world. If you want to look at it statistically, you can figure out the
average world price, and the difference between that average world
price and the price that third-world producers are forced to accept
gives you an idea of the transfer of value from third world countries
to the imperialist countries implicit in the way the markets are

It is not true that the 20-30 cent/lb. U.S.-produced sugar, or its
even more expensive EU counterpart, contain a particle more value than
the 10 cent a pound sugar Cuba produces. What's going on is that the
"invisible hand" of a thoroughly manipulated market is systematically
looting the third world producers and handing that value over to the


----- Original Message -----
From: "David Welch" <welch at>
To: <marxism at>
Sent: Friday, June 30, 2000 9:38 AM
Subject: Re: Germany is against dolarization

On Fri, Jun 30, 2000 at 08:48:16AM -0300, Nestor Miguel Gorojovsky
> Look, David, I know the statement above may sound abusive and
> insulting. And I do not have the statistics handy.
So bald assertion and waffle substitute for fact. Well the most
point to make is that first-world proletarians produce more surplus
(because of their higher productivity) so while their lives are better
absolute terms, they are relatively more exploited.

I'm not sure what you mean by overconsumption (relative to some
Maslov-esque hierarchy of needs?), it's usually the bourgeoisie who
complain about greedy workers.

> But all that
> imperialism is about is avoiding civil war in the core by
> overexploitation in the periphery. Not news, in fact
It is to me. Imperialism (as a distinct stage of capitalism) arose
the declining rate of profit forces capitalism to change its own laws
motion to survive. I would have thought that was an ABC. You make it
as though the motivation for capitalism was to satisfy the needs of
working class.

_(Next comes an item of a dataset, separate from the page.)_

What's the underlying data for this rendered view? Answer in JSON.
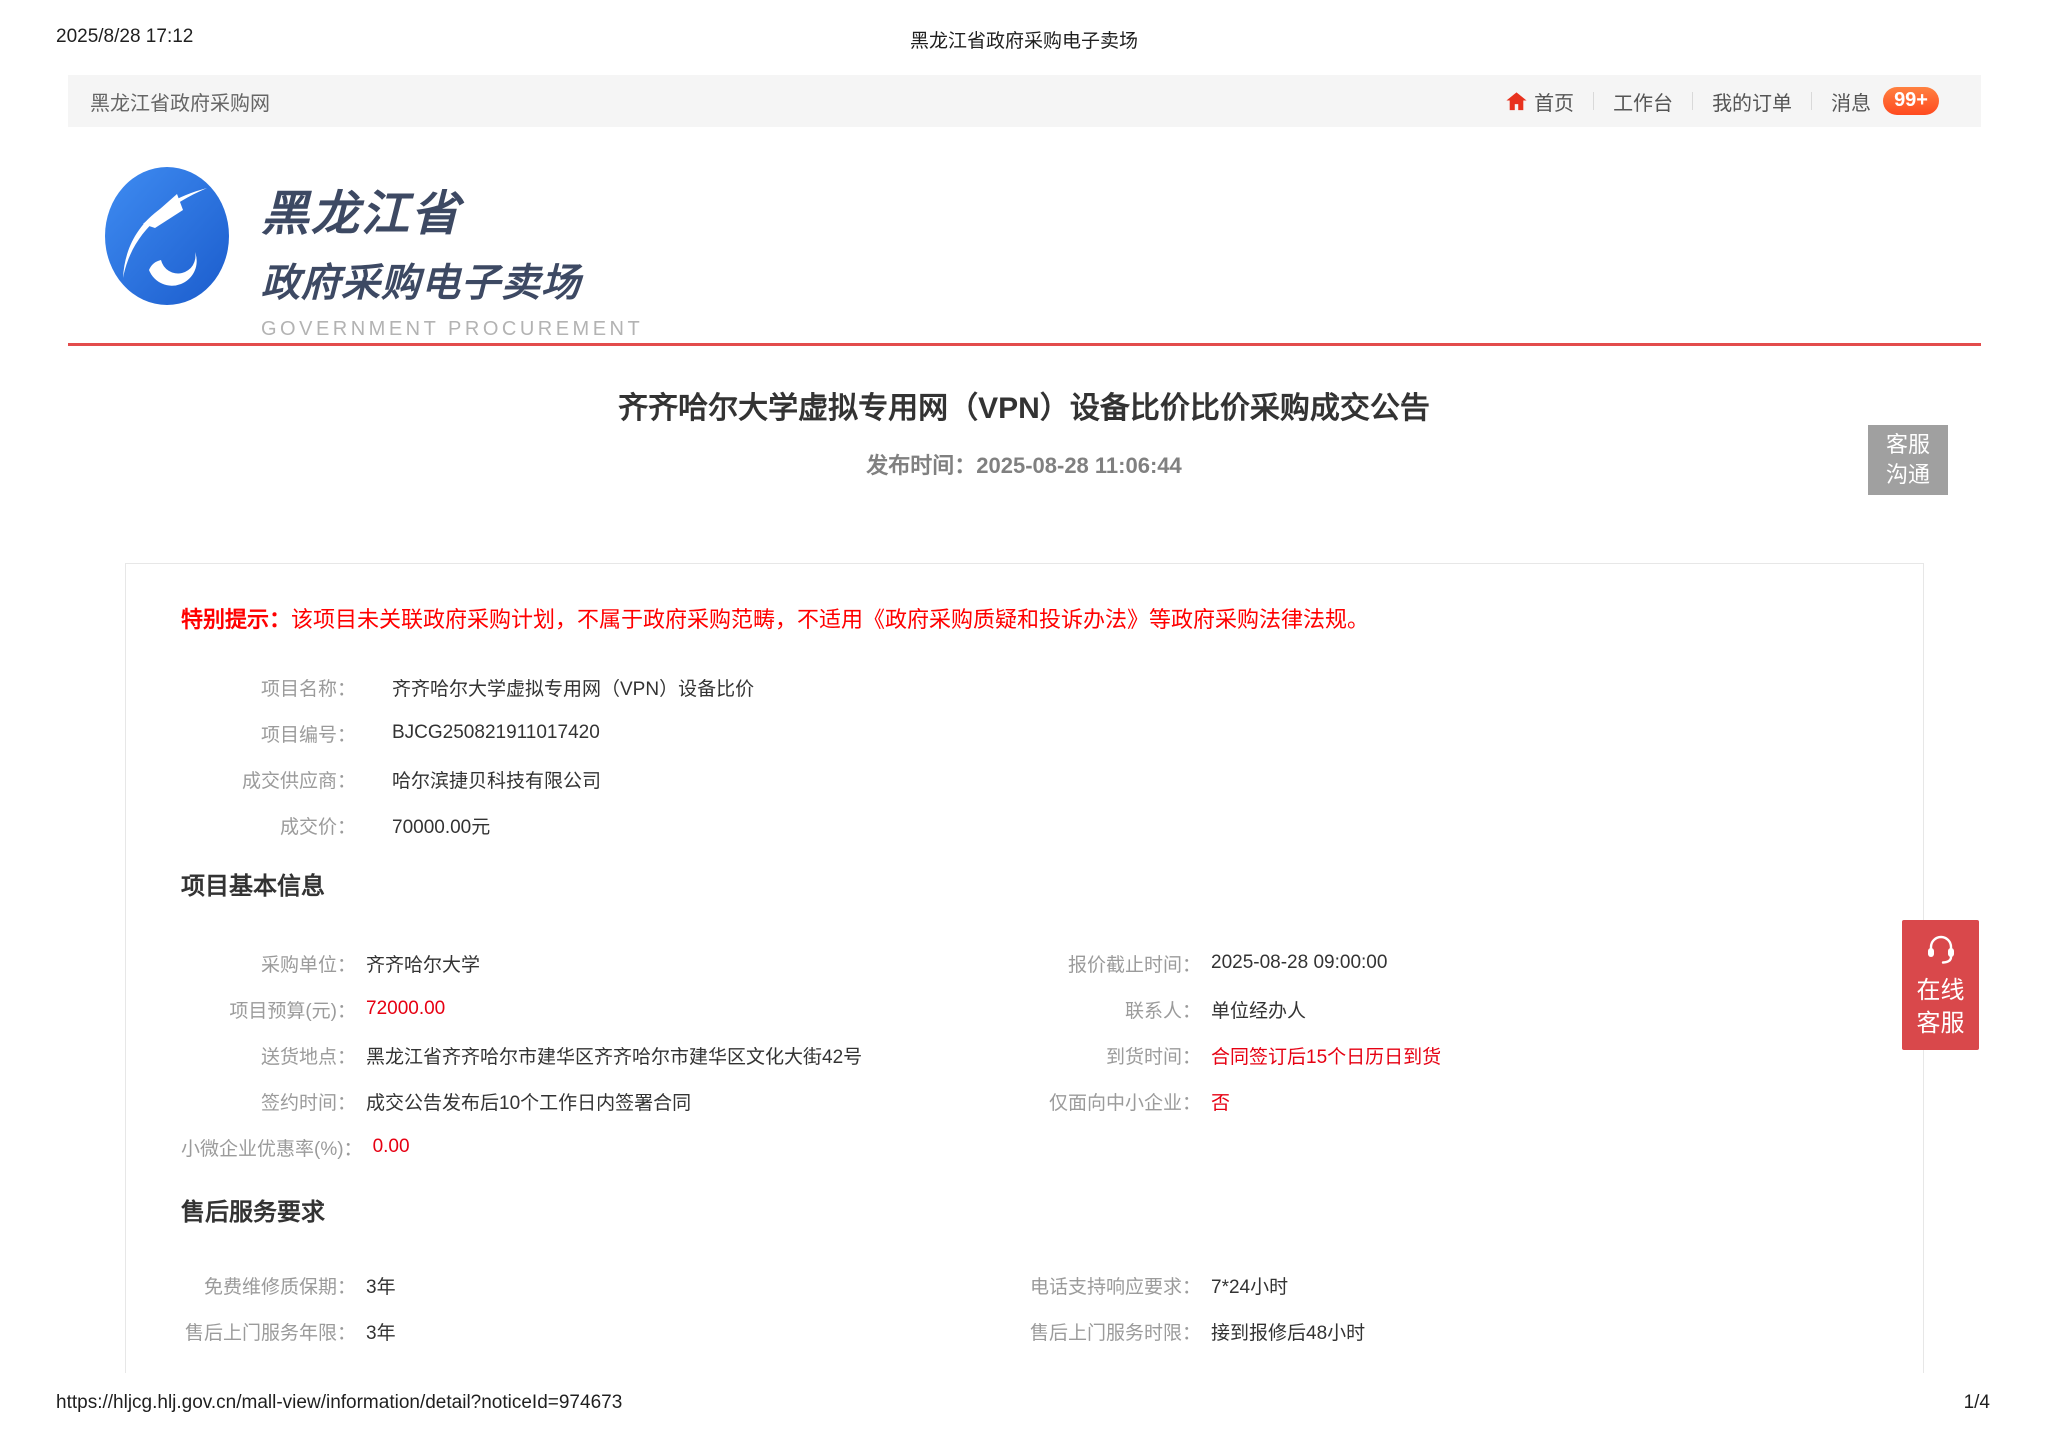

> But the French proletarians COULD have gone ahead ("with the leaders
> heading them, or with the leaders beheaded" is a topical Peronist,
> that is, national revolutionary, saying in Argentina, which many
> appointed socialists should take note of) and, dammit, DO their
> revolutions after 1945. They did not. One can have a long, long,
> conversation on the role played by Stalinism, and so on. But that is
> to put one's shit at the neighbour's door. The question is "why
> didn't the workers steer the French CP to the Left"? If someone
> me a better reason than imperialist expoliation of Algeria, Western
> Africa and Indochina, then I would not say that they did it because
> they knew that imperialism, though put them in a subordinate and
> unpleasant place, had worse places reserved for the rest of the
> working class on this Planet Earth.
Well having unleashed the Nazis to smash workers' organisations in
Germany, imperialism waited for them to do the same in most of the
rest of
Europe (and almost the USSR). All of the imperialist countries (except
Britain and the US) have experienced the 'openly terroristic
of finance capital' this century, not a nice place to be.

It's also misleading to talk about the 'rest of the working class',
from a few industrializing countries like Korea, most of the
outside the periphery are either subsistence farmers or soldiers.

More information about the Marxism mailing list